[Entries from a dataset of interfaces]
====================

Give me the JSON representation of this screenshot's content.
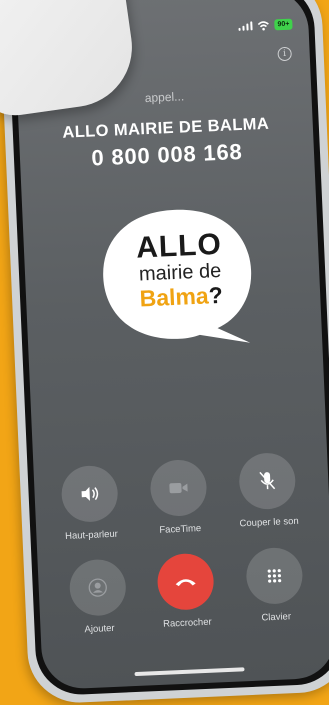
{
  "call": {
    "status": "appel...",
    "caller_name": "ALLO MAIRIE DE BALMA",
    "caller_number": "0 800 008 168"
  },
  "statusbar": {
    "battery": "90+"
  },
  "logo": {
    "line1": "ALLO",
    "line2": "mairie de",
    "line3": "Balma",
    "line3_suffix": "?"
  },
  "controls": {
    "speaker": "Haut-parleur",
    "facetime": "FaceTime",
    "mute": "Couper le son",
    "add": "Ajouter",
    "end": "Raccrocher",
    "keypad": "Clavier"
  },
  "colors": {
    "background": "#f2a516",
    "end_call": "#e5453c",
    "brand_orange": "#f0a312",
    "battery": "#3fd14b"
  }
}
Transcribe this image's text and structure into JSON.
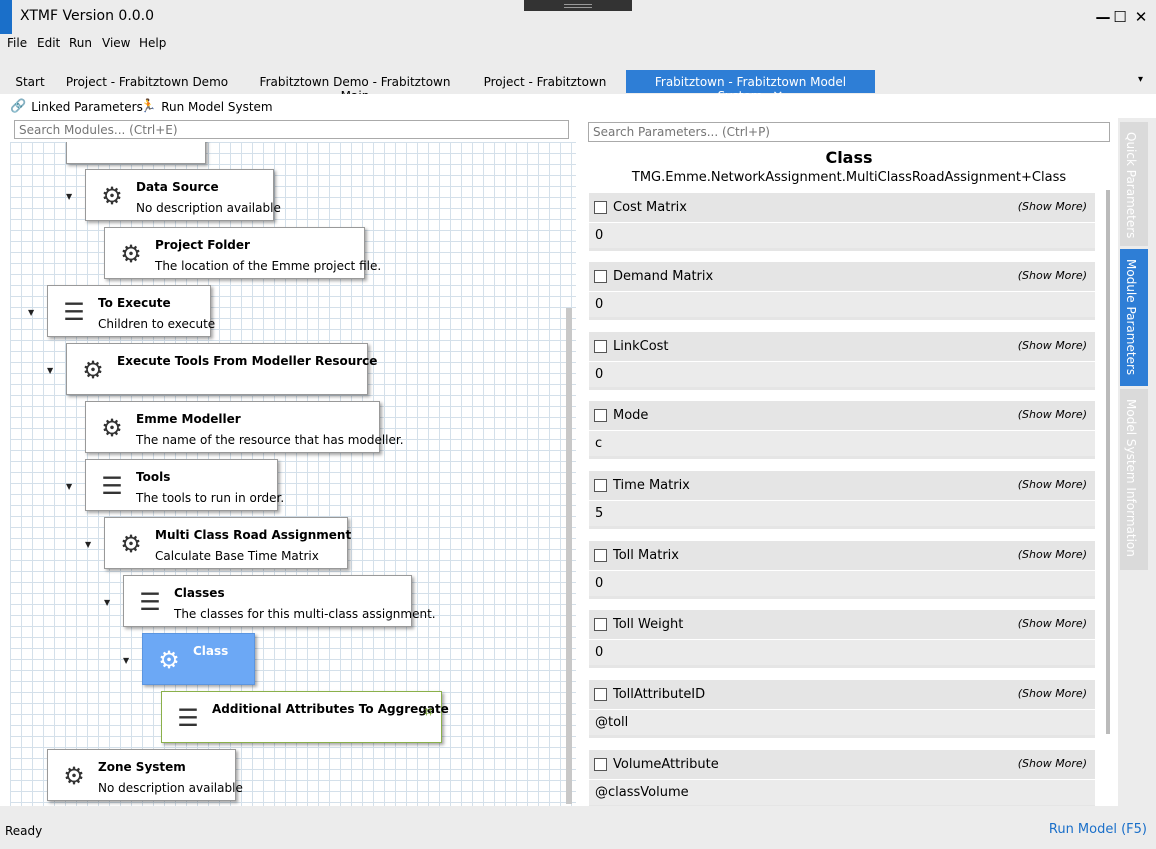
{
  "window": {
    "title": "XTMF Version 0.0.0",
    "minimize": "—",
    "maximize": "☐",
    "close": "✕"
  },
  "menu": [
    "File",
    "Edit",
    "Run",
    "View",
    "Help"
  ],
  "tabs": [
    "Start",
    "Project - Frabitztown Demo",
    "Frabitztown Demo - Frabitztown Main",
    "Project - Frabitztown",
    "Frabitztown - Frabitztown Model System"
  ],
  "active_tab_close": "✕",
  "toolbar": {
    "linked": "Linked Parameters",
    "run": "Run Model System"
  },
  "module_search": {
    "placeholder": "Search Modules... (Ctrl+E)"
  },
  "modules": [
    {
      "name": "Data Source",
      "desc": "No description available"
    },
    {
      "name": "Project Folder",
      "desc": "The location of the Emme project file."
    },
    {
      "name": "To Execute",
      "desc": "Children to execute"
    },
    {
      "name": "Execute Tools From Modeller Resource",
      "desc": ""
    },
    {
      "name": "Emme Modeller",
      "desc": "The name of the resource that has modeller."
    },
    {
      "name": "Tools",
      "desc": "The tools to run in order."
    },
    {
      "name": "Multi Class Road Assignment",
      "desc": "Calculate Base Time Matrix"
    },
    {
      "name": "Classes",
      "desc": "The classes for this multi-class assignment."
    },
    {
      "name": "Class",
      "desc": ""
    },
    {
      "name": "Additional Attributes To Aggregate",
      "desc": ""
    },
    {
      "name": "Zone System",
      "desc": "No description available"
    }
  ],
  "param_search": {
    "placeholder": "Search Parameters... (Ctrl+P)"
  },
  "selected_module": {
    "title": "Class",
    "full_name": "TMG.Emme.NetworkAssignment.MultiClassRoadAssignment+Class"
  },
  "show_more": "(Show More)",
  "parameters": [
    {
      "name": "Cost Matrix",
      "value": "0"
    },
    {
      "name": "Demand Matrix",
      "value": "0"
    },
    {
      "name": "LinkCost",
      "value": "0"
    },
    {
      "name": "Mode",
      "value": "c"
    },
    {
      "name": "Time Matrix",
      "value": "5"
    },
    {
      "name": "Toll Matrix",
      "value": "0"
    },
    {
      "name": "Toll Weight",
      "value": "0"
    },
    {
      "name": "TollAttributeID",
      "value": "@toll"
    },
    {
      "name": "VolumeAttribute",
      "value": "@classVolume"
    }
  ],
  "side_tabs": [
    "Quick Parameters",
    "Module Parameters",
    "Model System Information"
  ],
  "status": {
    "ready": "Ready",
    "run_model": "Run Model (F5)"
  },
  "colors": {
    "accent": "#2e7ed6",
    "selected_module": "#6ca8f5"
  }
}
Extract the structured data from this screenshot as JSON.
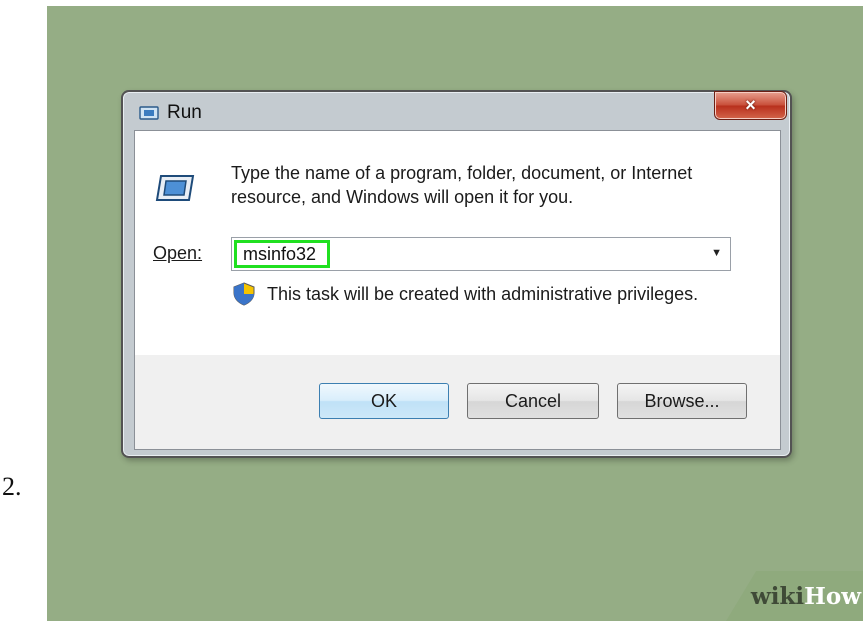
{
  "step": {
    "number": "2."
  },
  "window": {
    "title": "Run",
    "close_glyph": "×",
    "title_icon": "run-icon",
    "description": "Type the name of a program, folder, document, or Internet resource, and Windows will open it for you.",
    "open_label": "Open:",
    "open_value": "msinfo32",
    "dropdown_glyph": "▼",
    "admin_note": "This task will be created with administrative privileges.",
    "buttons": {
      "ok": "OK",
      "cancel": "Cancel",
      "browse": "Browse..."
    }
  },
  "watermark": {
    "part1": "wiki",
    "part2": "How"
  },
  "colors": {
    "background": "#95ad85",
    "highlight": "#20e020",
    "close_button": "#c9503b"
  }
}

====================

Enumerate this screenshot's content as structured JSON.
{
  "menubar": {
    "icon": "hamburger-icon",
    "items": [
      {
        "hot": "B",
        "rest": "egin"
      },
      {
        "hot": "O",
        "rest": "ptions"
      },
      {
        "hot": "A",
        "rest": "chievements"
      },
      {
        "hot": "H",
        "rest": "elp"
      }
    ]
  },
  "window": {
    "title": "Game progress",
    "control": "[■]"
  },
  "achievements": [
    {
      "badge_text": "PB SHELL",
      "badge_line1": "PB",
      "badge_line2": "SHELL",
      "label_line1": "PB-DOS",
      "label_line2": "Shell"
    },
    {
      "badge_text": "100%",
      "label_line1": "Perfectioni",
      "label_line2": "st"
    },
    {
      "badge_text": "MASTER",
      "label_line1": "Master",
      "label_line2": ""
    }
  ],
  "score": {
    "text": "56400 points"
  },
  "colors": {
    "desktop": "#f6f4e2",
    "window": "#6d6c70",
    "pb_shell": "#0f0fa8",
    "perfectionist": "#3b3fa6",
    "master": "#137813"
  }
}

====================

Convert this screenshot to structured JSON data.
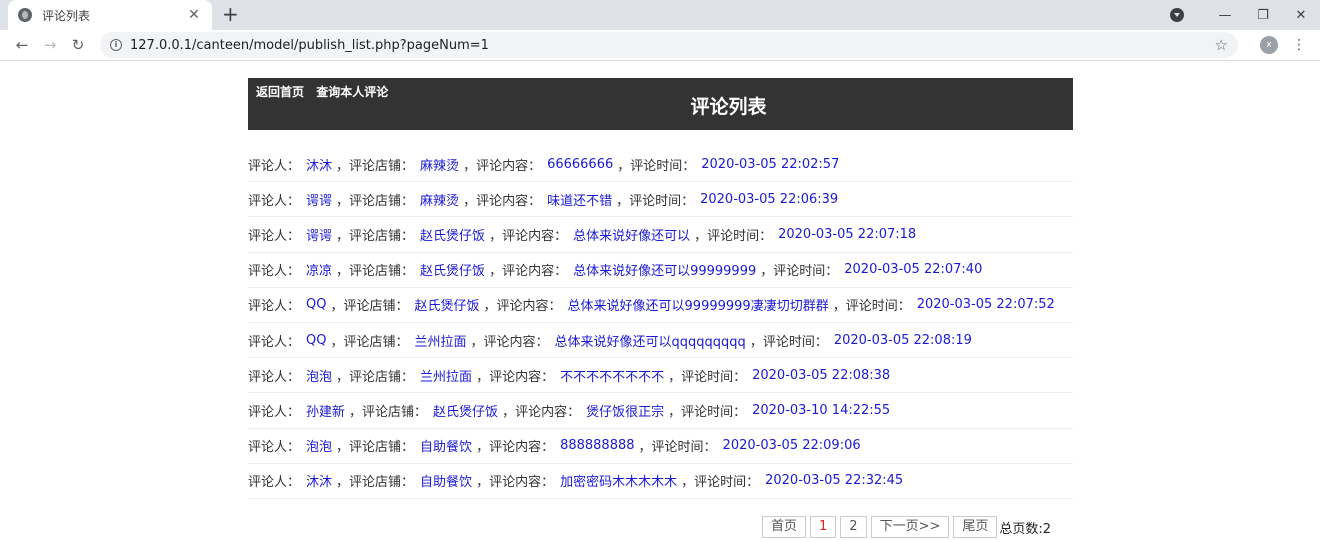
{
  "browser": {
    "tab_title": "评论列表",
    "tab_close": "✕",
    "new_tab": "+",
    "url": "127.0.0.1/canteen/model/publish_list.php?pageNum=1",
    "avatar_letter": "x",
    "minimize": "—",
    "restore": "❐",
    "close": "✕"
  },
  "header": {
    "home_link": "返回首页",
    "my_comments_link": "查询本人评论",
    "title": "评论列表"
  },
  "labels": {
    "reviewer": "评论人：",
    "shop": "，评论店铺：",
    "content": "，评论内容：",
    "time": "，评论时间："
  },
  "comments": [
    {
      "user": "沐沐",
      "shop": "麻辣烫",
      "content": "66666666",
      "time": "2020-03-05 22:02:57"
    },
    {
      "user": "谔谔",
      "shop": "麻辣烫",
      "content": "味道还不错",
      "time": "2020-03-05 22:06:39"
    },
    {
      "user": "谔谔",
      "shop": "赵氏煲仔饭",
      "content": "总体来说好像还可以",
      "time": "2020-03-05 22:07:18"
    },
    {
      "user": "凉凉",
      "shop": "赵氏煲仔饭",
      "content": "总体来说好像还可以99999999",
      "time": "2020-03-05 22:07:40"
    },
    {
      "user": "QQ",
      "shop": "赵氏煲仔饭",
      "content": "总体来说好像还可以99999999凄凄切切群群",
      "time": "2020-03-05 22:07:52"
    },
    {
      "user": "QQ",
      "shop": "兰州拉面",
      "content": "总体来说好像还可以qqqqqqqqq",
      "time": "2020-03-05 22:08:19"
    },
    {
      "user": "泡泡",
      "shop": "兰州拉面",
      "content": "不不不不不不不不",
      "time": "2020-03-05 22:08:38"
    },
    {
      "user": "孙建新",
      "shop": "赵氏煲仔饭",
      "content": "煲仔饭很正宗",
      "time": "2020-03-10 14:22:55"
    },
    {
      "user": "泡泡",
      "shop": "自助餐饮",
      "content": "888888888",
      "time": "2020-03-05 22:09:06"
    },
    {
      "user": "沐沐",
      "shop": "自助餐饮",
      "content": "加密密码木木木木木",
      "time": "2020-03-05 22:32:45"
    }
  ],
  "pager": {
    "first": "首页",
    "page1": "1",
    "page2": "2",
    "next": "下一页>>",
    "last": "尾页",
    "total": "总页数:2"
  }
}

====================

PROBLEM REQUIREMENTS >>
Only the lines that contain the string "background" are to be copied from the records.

ANSWER SPACE >>
    "background": "#f2a516",
    "background": "#95ad85",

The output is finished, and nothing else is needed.